An exact copy of all entries is the expected answer.

> **Records shown**:
Segment Open
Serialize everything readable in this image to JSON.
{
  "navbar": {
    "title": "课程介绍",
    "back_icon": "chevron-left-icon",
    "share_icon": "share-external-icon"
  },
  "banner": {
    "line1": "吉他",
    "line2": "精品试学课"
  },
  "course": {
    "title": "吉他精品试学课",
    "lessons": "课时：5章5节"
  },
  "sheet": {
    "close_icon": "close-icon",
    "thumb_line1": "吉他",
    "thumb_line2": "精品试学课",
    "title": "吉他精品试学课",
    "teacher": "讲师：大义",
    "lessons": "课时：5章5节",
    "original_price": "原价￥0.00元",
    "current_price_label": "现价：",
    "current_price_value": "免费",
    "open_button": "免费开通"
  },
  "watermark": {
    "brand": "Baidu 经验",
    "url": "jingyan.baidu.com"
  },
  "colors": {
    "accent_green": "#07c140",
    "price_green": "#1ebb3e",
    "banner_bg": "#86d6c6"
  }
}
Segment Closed
> **Worked solution**:
Serialize everything readable in this image to JSON.
{
  "navbar": {
    "title": "课程介绍",
    "back_icon": "chevron-left-icon",
    "share_icon": "share-external-icon"
  },
  "banner": {
    "line1": "吉他",
    "line2": "精品试学课"
  },
  "course": {
    "title": "吉他精品试学课",
    "lessons": "课时：5章5节"
  },
  "sheet": {
    "close_icon": "close-icon",
    "thumb_line1": "吉他",
    "thumb_line2": "精品试学课",
    "title": "吉他精品试学课",
    "teacher": "讲师：大义",
    "lessons": "课时：5章5节",
    "original_price": "原价￥0.00元",
    "current_price_label": "现价：",
    "current_price_value": "免费",
    "open_button": "免费开通"
  },
  "watermark": {
    "brand": "Baidu 经验",
    "url": "jingyan.baidu.com"
  },
  "colors": {
    "accent_green": "#07c140",
    "price_green": "#1ebb3e",
    "banner_bg": "#86d6c6"
  }
}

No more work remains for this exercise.